- We provide the customer with six full months to pay off the balance and allow the customer to make as many payments during this time as he or she wishes;
- We email to the customer a brief 2-page layaway agreement that they can either sign and mail back to us or indicate their acceptance of the terms via a return e-mail; and
- We provide full insurance (at no additional cost to the customer) for the purchased products from the date of sale through delivery to the customer.
If you have any interest in purchasing some of our products through our layaway program, please contact us by telephone at 571-449-3470 or by e-mail at MDsportscards@gmail.com. We look forward to hearing from you.
Our Consignment Program: We offer our consignors affordable and fair consignment rates and the ability to sell their sportscards, ticket stubs and memorabilia through one, two, and/or three channels: our eBay store, our eBay auctions, and our website.
Contact us today to discuss your collection.
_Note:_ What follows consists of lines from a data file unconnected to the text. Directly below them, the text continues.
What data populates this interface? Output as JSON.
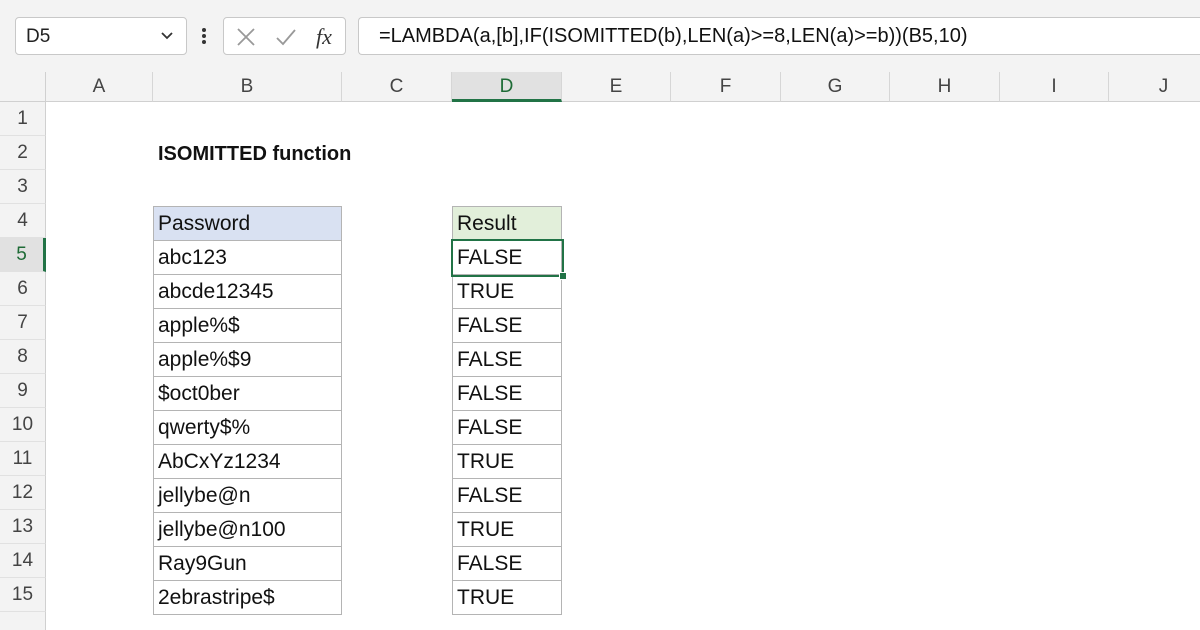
{
  "name_box": {
    "value": "D5"
  },
  "formula_bar": {
    "cancel_icon": "x-icon",
    "enter_icon": "check-icon",
    "function_icon": "fx-icon",
    "formula": "=LAMBDA(a,[b],IF(ISOMITTED(b),LEN(a)>=8,LEN(a)>=b))(B5,10)"
  },
  "columns": [
    "A",
    "B",
    "C",
    "D",
    "E",
    "F",
    "G",
    "H",
    "I",
    "J"
  ],
  "active_column": "D",
  "rows": [
    "1",
    "2",
    "3",
    "4",
    "5",
    "6",
    "7",
    "8",
    "9",
    "10",
    "11",
    "12",
    "13",
    "14",
    "15"
  ],
  "active_row": "5",
  "sheet": {
    "title": "ISOMITTED function",
    "password_header": "Password",
    "result_header": "Result",
    "passwords": [
      "abc123",
      "abcde12345",
      "apple%$",
      "apple%$9",
      "$oct0ber",
      "qwerty$%",
      "AbCxYz1234",
      "jellybe@n",
      "jellybe@n100",
      "Ray9Gun",
      "2ebrastripe$"
    ],
    "results": [
      "FALSE",
      "TRUE",
      "FALSE",
      "FALSE",
      "FALSE",
      "FALSE",
      "TRUE",
      "FALSE",
      "TRUE",
      "FALSE",
      "TRUE"
    ]
  },
  "colors": {
    "accent": "#217346",
    "header_blue": "#d9e1f2",
    "header_green": "#e2efda"
  }
}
You can call us at (571) 449-3470 or e-mail us at MDsportscards@gmail.com. We look forward to speaking with you.
1970 and 1971 Topps Carlton Fisks
by Bob Lemke
1970 Topps Carlton Fisk (originally published on Bob Lemke’s blog 4-28-2010)
I found a couple of great early images of Carlton Fisk and thought I'd take a shot at creating what his cards might have looked like if Topps had included him in its 1970 or 1971 sets, rather than waiting for 1972 to give him a rookie card.
I know Topps "All-Star Rookie" designations reflected selection of that honor for the previous year, but I chose to make it a "pre-season" designation.
There's a 1971-style card in the works, as well, with a colorful "action" pose.
1971 Topps Carlton Fisk (originally published on Bob Lemke’s blog 5-22-2010)
Well, it HAS been a while. I was away from my home base for nearly two weeks, and then busy playing catch-up at work and with my hobby projects.
I'm finally getting time to post my newest custom card creation, a 1971 Topps-style Carlton Fisk to go along with the 1970-style card I posted nearly a month ago (April 28).
The '71 Fisk was the first for me in that format, but now I have a template created in case I want to delve any deeper into that genre. Truthfully, though, I don't really have any other 1971-style cards in my sights right now.
In 1971 I was no longer buying cards. At age 20 I was more interested in growing my hair, overthrowing the government, pursuing hippie chicks and my part-time job in pharmacological distribution. By '71 even my youngest brother had stopped buying cards, so I was never really exposed to what Topps was doing until I got back active in cards around 1979.
Card-wise, my heart will always be in the Fifties.
Bob Lemke is a collector of bubblegum cards in the 1950s-1960s, Bob Lemke's hobby today is creating cards of current and former “players” in those "golden age" styles. He currently edits the vintage sections of the Standard Catalog of Baseball Cards and maintains a hobby blog at boblemke.blogspot.com.